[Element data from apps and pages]
*** Block opens ***

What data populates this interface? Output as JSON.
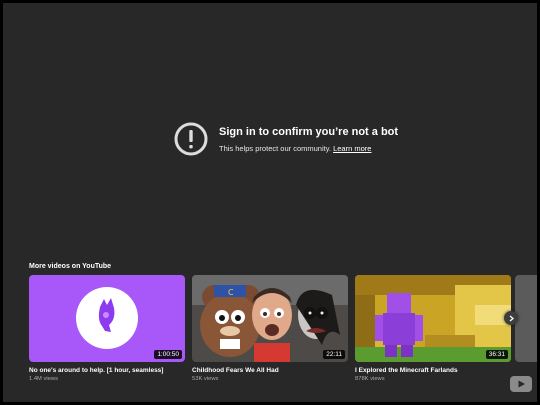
{
  "notice": {
    "title": "Sign in to confirm you’re not a bot",
    "subtitle": "This helps protect our community.",
    "link": "Learn more"
  },
  "more": {
    "heading": "More videos on YouTube",
    "videos": [
      {
        "title": "No one's around to help. [1 hour, seamless]",
        "views": "1.4M views",
        "duration": "1:00:50",
        "thumb_bg": "#a857f8"
      },
      {
        "title": "Childhood Fears We All Had",
        "views": "53K views",
        "duration": "22:11",
        "thumb_bg": "#4d4a48"
      },
      {
        "title": "I Explored the Minecraft Farlands",
        "views": "878K views",
        "duration": "36:31",
        "thumb_bg": "#c9a425"
      }
    ]
  },
  "icons": {
    "alert": "alert-circle-icon",
    "next": "chevron-right-icon",
    "logo": "youtube-logo-icon"
  }
}
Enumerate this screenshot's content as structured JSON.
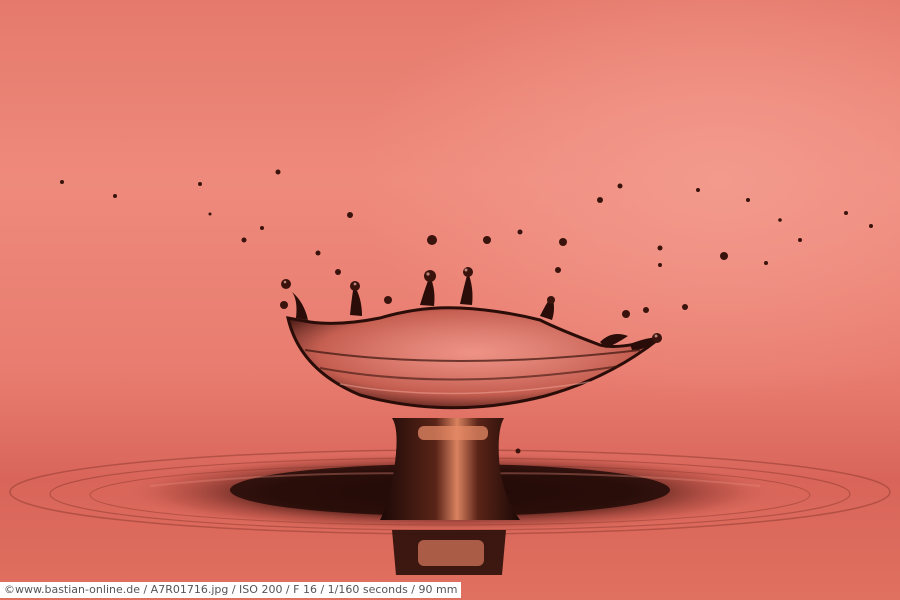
{
  "photo": {
    "subject": "water-drop-crown-splash",
    "colors": {
      "background": "#ea7f72",
      "highlight": "#f39a8d",
      "shadow": "#1e0b08",
      "liquid_glow": "#e0846a"
    }
  },
  "caption": {
    "text": "©www.bastian-online.de / A7R01716.jpg / ISO 200 / F 16 / 1/160 seconds  / 90 mm"
  }
}
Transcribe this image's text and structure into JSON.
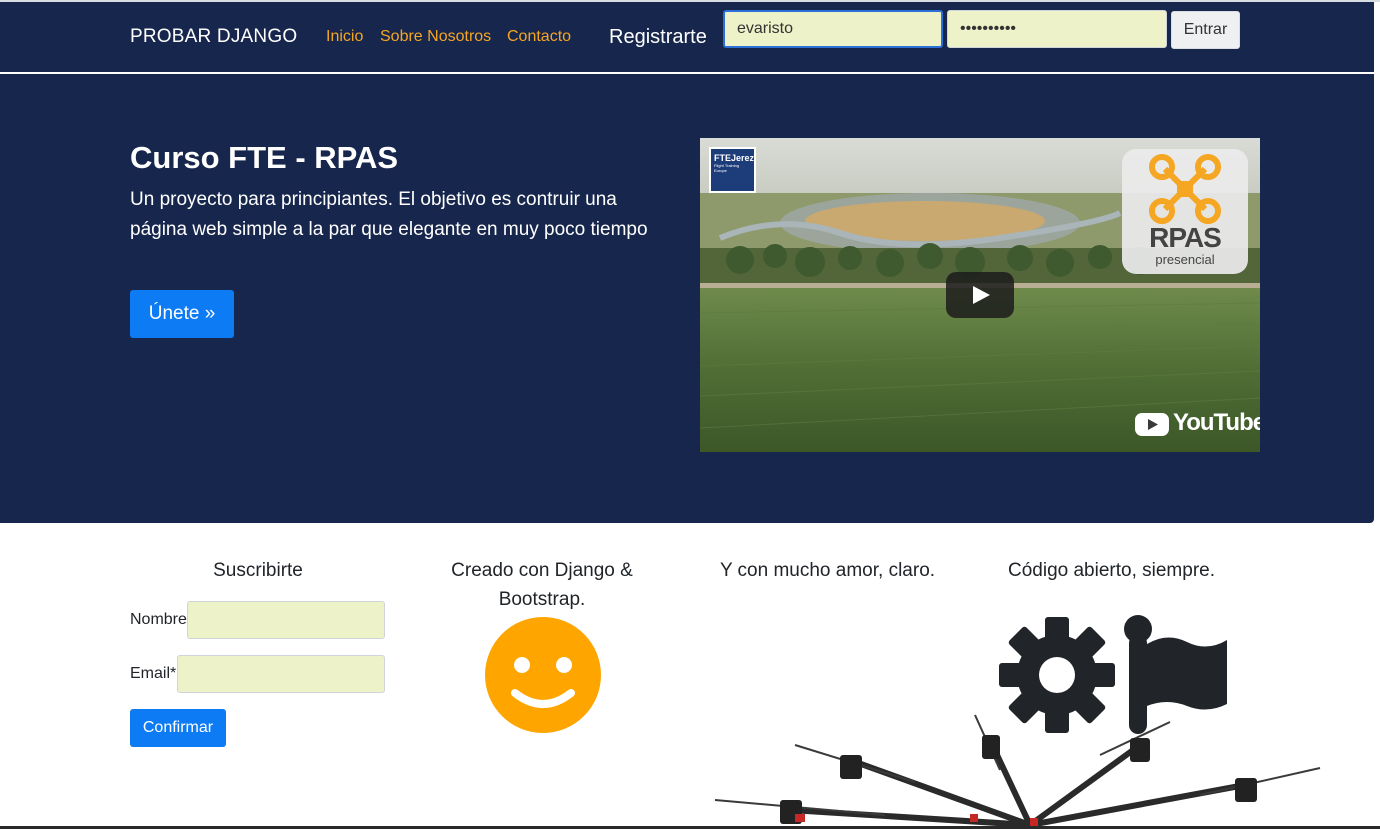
{
  "navbar": {
    "brand": "PROBAR DJANGO",
    "links": [
      "Inicio",
      "Sobre Nosotros",
      "Contacto"
    ],
    "register": "Registrarte",
    "username_value": "evaristo",
    "password_value": "••••••••••",
    "enter_label": "Entrar"
  },
  "hero": {
    "title": "Curso FTE - RPAS",
    "text": "Un proyecto para principiantes. El objetivo es contruir una página web simple a la par que elegante en muy poco tiempo",
    "join_label": "Únete »",
    "video": {
      "channel_logo": "FTEJerez",
      "channel_logo_sub": "Flight Training Europe",
      "badge_title": "RPAS",
      "badge_subtitle": "presencial",
      "youtube_label": "YouTube"
    }
  },
  "sections": {
    "subscribe": {
      "title": "Suscribirte",
      "name_label": "Nombre",
      "email_label": "Email*",
      "confirm_label": "Confirmar"
    },
    "col2_title": "Creado con Django & Bootstrap.",
    "col3_title": "Y con mucho amor, claro.",
    "col4_title": "Código abierto, siempre."
  },
  "colors": {
    "navy": "#17264c",
    "link": "#f5a623",
    "primary": "#0d7bf4",
    "input_bg": "#eef2c8",
    "smiley": "#ffa500",
    "icon_dark": "#212529"
  },
  "icons": [
    "smiley-icon",
    "gear-icon",
    "flag-icon",
    "play-icon",
    "youtube-icon",
    "drone-icon"
  ]
}
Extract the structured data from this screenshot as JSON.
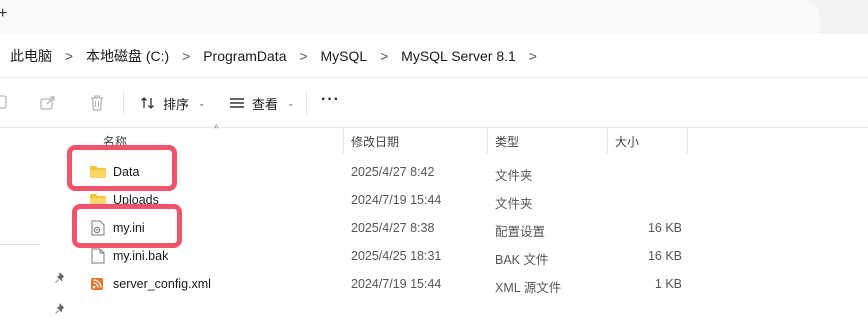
{
  "titlebar": {
    "new_tab_glyph": "+"
  },
  "breadcrumb": [
    {
      "label": "此电脑"
    },
    {
      "label": "本地磁盘 (C:)"
    },
    {
      "label": "ProgramData"
    },
    {
      "label": "MySQL"
    },
    {
      "label": "MySQL Server 8.1"
    }
  ],
  "breadcrumb_separator": ">",
  "toolbar": {
    "sort_label": "排序",
    "view_label": "查看",
    "more_label": "···",
    "dropdown_glyph": "⌄"
  },
  "columns": {
    "name": "名称",
    "date": "修改日期",
    "type": "类型",
    "size": "大小"
  },
  "files": [
    {
      "name": "Data",
      "date": "2025/4/27 8:42",
      "type": "文件夹",
      "size": "",
      "icon": "folder-icon"
    },
    {
      "name": "Uploads",
      "date": "2024/7/19 15:44",
      "type": "文件夹",
      "size": "",
      "icon": "folder-icon"
    },
    {
      "name": "my.ini",
      "date": "2025/4/27 8:38",
      "type": "配置设置",
      "size": "16 KB",
      "icon": "config-file-icon"
    },
    {
      "name": "my.ini.bak",
      "date": "2025/4/25 18:31",
      "type": "BAK 文件",
      "size": "16 KB",
      "icon": "file-icon"
    },
    {
      "name": "server_config.xml",
      "date": "2024/7/19 15:44",
      "type": "XML 源文件",
      "size": "1 KB",
      "icon": "xml-file-icon"
    }
  ],
  "colors": {
    "highlight": "#f0546a",
    "folder": "#f6c33d",
    "xml_icon": "#e8742a"
  }
}
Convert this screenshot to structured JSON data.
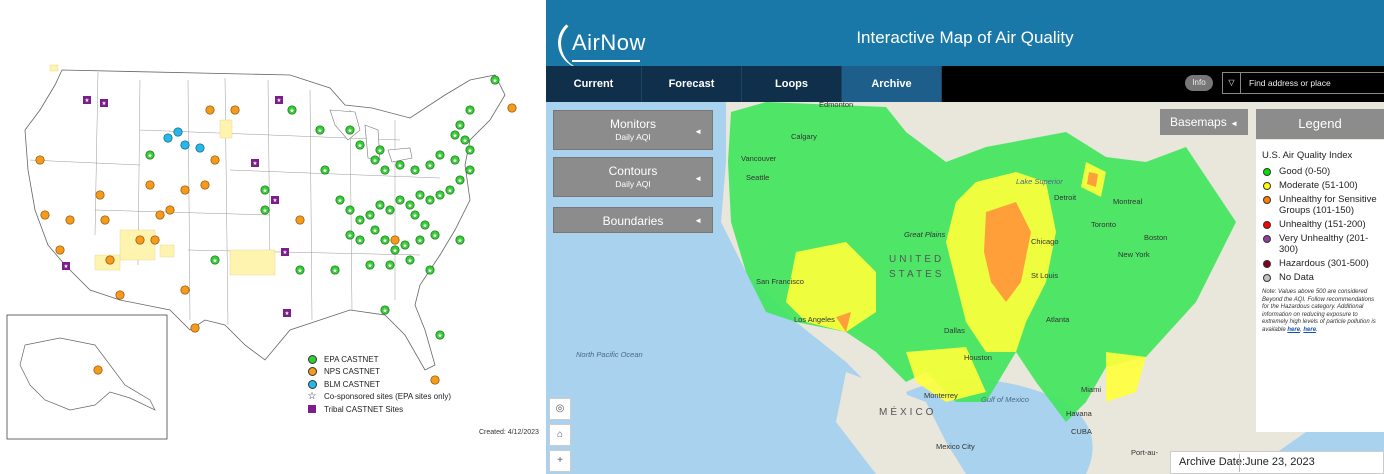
{
  "castnet": {
    "legend": [
      {
        "label": "EPA CASTNET",
        "color": "#33cc33",
        "shape": "dot"
      },
      {
        "label": "NPS CASTNET",
        "color": "#f59a1a",
        "shape": "dot"
      },
      {
        "label": "BLM CASTNET",
        "color": "#27b8ea",
        "shape": "dot"
      },
      {
        "label": "Co-sponsored sites (EPA sites only)",
        "color": "#ffffff",
        "shape": "star"
      },
      {
        "label": "Tribal CASTNET Sites",
        "color": "#7b1e8c",
        "shape": "square"
      }
    ],
    "created": "Created: 4/12/2023"
  },
  "airnow": {
    "logo_text": "AirNow",
    "title": "Interactive Map of Air Quality",
    "nav_tabs": [
      {
        "label": "Current",
        "active": false
      },
      {
        "label": "Forecast",
        "active": false
      },
      {
        "label": "Loops",
        "active": false
      },
      {
        "label": "Archive",
        "active": true
      }
    ],
    "info_label": "Info",
    "search_placeholder": "Find address or place",
    "side_buttons": [
      {
        "title": "Monitors",
        "subtitle": "Daily AQI"
      },
      {
        "title": "Contours",
        "subtitle": "Daily AQI"
      },
      {
        "title": "Boundaries",
        "subtitle": ""
      }
    ],
    "basemaps_label": "Basemaps",
    "legend_label": "Legend",
    "legend_title": "U.S. Air Quality Index",
    "aqi_categories": [
      {
        "label": "Good (0-50)",
        "color": "#00e400"
      },
      {
        "label": "Moderate (51-100)",
        "color": "#ffff00"
      },
      {
        "label": "Unhealthy for Sensitive Groups (101-150)",
        "color": "#ff7e00"
      },
      {
        "label": "Unhealthy (151-200)",
        "color": "#ff0000"
      },
      {
        "label": "Very Unhealthy (201-300)",
        "color": "#8f3f97"
      },
      {
        "label": "Hazardous (301-500)",
        "color": "#7e0023"
      },
      {
        "label": "No Data",
        "color": "#c0c0c0"
      }
    ],
    "legend_note": "Note: Values above 500 are considered Beyond the AQI. Follow recommendations for the Hazardous category. Additional information on reducing exposure to extremely high levels of particle pollution is available",
    "legend_note_links": [
      "here",
      "here"
    ],
    "map_labels": [
      "Edmonton",
      "Calgary",
      "Vancouver",
      "Seattle",
      "Great Plains",
      "UNITED",
      "STATES",
      "San Francisco",
      "Los Angeles",
      "Dallas",
      "Houston",
      "Monterrey",
      "MÉXICO",
      "Mexico City",
      "Chicago",
      "Detroit",
      "Toronto",
      "Montreal",
      "Boston",
      "New York",
      "St Louis",
      "Atlanta",
      "Miami",
      "Havana",
      "CUBA",
      "Port-au-",
      "Lake Superior",
      "Gulf of Mexico",
      "North Pacific Ocean"
    ],
    "archive_label": "Archive Date:",
    "archive_date": "June 23, 2023"
  }
}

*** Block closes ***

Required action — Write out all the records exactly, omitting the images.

Solution to this task —
What data populates this interface? Output as JSON.
{
  "notice": {
    "title": "Sign in to confirm you’re not a bot",
    "subtitle": "This helps protect our community.",
    "link": "Learn more"
  },
  "more": {
    "heading": "More videos on YouTube",
    "videos": [
      {
        "title": "No one's around to help. [1 hour, seamless]",
        "views": "1.4M views",
        "duration": "1:00:50",
        "thumb_bg": "#a857f8"
      },
      {
        "title": "Childhood Fears We All Had",
        "views": "53K views",
        "duration": "22:11",
        "thumb_bg": "#4d4a48"
      },
      {
        "title": "I Explored the Minecraft Farlands",
        "views": "878K views",
        "duration": "36:31",
        "thumb_bg": "#c9a425"
      }
    ]
  },
  "icons": {
    "alert": "alert-circle-icon",
    "next": "chevron-right-icon",
    "logo": "youtube-logo-icon"
  }
}
Enumerate this screenshot's content as structured JSON.
{
  "photo": {
    "subject": "water-drop-crown-splash",
    "colors": {
      "background": "#ea7f72",
      "highlight": "#f39a8d",
      "shadow": "#1e0b08",
      "liquid_glow": "#e0846a"
    }
  },
  "caption": {
    "text": "©www.bastian-online.de / A7R01716.jpg / ISO 200 / F 16 / 1/160 seconds  / 90 mm"
  }
}
Transcribe this image's text and structure into JSON.
{
  "navbar": {
    "brand": "PROBAR DJANGO",
    "links": [
      "Inicio",
      "Sobre Nosotros",
      "Contacto"
    ],
    "register": "Registrarte",
    "username_value": "evaristo",
    "password_value": "••••••••••",
    "enter_label": "Entrar"
  },
  "hero": {
    "title": "Curso FTE - RPAS",
    "text": "Un proyecto para principiantes. El objetivo es contruir una página web simple a la par que elegante en muy poco tiempo",
    "join_label": "Únete »",
    "video": {
      "channel_logo": "FTEJerez",
      "channel_logo_sub": "Flight Training Europe",
      "badge_title": "RPAS",
      "badge_subtitle": "presencial",
      "youtube_label": "YouTube"
    }
  },
  "sections": {
    "subscribe": {
      "title": "Suscribirte",
      "name_label": "Nombre",
      "email_label": "Email*",
      "confirm_label": "Confirmar"
    },
    "col2_title": "Creado con Django & Bootstrap.",
    "col3_title": "Y con mucho amor, claro.",
    "col4_title": "Código abierto, siempre."
  },
  "colors": {
    "navy": "#17264c",
    "link": "#f5a623",
    "primary": "#0d7bf4",
    "input_bg": "#eef2c8",
    "smiley": "#ffa500",
    "icon_dark": "#212529"
  },
  "icons": [
    "smiley-icon",
    "gear-icon",
    "flag-icon",
    "play-icon",
    "youtube-icon",
    "drone-icon"
  ]
}
Extract the structured data from this screenshot as JSON.
{
  "titlebar": {
    "new_tab_glyph": "+"
  },
  "breadcrumb": [
    {
      "label": "此电脑"
    },
    {
      "label": "本地磁盘 (C:)"
    },
    {
      "label": "ProgramData"
    },
    {
      "label": "MySQL"
    },
    {
      "label": "MySQL Server 8.1"
    }
  ],
  "breadcrumb_separator": ">",
  "toolbar": {
    "sort_label": "排序",
    "view_label": "查看",
    "more_label": "···",
    "dropdown_glyph": "⌄"
  },
  "columns": {
    "name": "名称",
    "date": "修改日期",
    "type": "类型",
    "size": "大小"
  },
  "files": [
    {
      "name": "Data",
      "date": "2025/4/27 8:42",
      "type": "文件夹",
      "size": "",
      "icon": "folder-icon"
    },
    {
      "name": "Uploads",
      "date": "2024/7/19 15:44",
      "type": "文件夹",
      "size": "",
      "icon": "folder-icon"
    },
    {
      "name": "my.ini",
      "date": "2025/4/27 8:38",
      "type": "配置设置",
      "size": "16 KB",
      "icon": "config-file-icon"
    },
    {
      "name": "my.ini.bak",
      "date": "2025/4/25 18:31",
      "type": "BAK 文件",
      "size": "16 KB",
      "icon": "file-icon"
    },
    {
      "name": "server_config.xml",
      "date": "2024/7/19 15:44",
      "type": "XML 源文件",
      "size": "1 KB",
      "icon": "xml-file-icon"
    }
  ],
  "colors": {
    "highlight": "#f0546a",
    "folder": "#f6c33d",
    "xml_icon": "#e8742a"
  }
}
Convert this screenshot to structured JSON data.
{
  "castnet": {
    "legend": [
      {
        "label": "EPA CASTNET",
        "color": "#33cc33",
        "shape": "dot"
      },
      {
        "label": "NPS CASTNET",
        "color": "#f59a1a",
        "shape": "dot"
      },
      {
        "label": "BLM CASTNET",
        "color": "#27b8ea",
        "shape": "dot"
      },
      {
        "label": "Co-sponsored sites (EPA sites only)",
        "color": "#ffffff",
        "shape": "star"
      },
      {
        "label": "Tribal CASTNET Sites",
        "color": "#7b1e8c",
        "shape": "square"
      }
    ],
    "created": "Created: 4/12/2023"
  },
  "airnow": {
    "logo_text": "AirNow",
    "title": "Interactive Map of Air Quality",
    "nav_tabs": [
      {
        "label": "Current",
        "active": false
      },
      {
        "label": "Forecast",
        "active": false
      },
      {
        "label": "Loops",
        "active": false
      },
      {
        "label": "Archive",
        "active": true
      }
    ],
    "info_label": "Info",
    "search_placeholder": "Find address or place",
    "side_buttons": [
      {
        "title": "Monitors",
        "subtitle": "Daily AQI"
      },
      {
        "title": "Contours",
        "subtitle": "Daily AQI"
      },
      {
        "title": "Boundaries",
        "subtitle": ""
      }
    ],
    "basemaps_label": "Basemaps",
    "legend_label": "Legend",
    "legend_title": "U.S. Air Quality Index",
    "aqi_categories": [
      {
        "label": "Good (0-50)",
        "color": "#00e400"
      },
      {
        "label": "Moderate (51-100)",
        "color": "#ffff00"
      },
      {
        "label": "Unhealthy for Sensitive Groups (101-150)",
        "color": "#ff7e00"
      },
      {
        "label": "Unhealthy (151-200)",
        "color": "#ff0000"
      },
      {
        "label": "Very Unhealthy (201-300)",
        "color": "#8f3f97"
      },
      {
        "label": "Hazardous (301-500)",
        "color": "#7e0023"
      },
      {
        "label": "No Data",
        "color": "#c0c0c0"
      }
    ],
    "legend_note": "Note: Values above 500 are considered Beyond the AQI. Follow recommendations for the Hazardous category. Additional information on reducing exposure to extremely high levels of particle pollution is available",
    "legend_note_links": [
      "here",
      "here"
    ],
    "map_labels": [
      "Edmonton",
      "Calgary",
      "Vancouver",
      "Seattle",
      "Great Plains",
      "UNITED",
      "STATES",
      "San Francisco",
      "Los Angeles",
      "Dallas",
      "Houston",
      "Monterrey",
      "MÉXICO",
      "Mexico City",
      "Chicago",
      "Detroit",
      "Toronto",
      "Montreal",
      "Boston",
      "New York",
      "St Louis",
      "Atlanta",
      "Miami",
      "Havana",
      "CUBA",
      "Port-au-",
      "Lake Superior",
      "Gulf of Mexico",
      "North Pacific Ocean"
    ],
    "archive_label": "Archive Date:",
    "archive_date": "June 23, 2023"
  }
}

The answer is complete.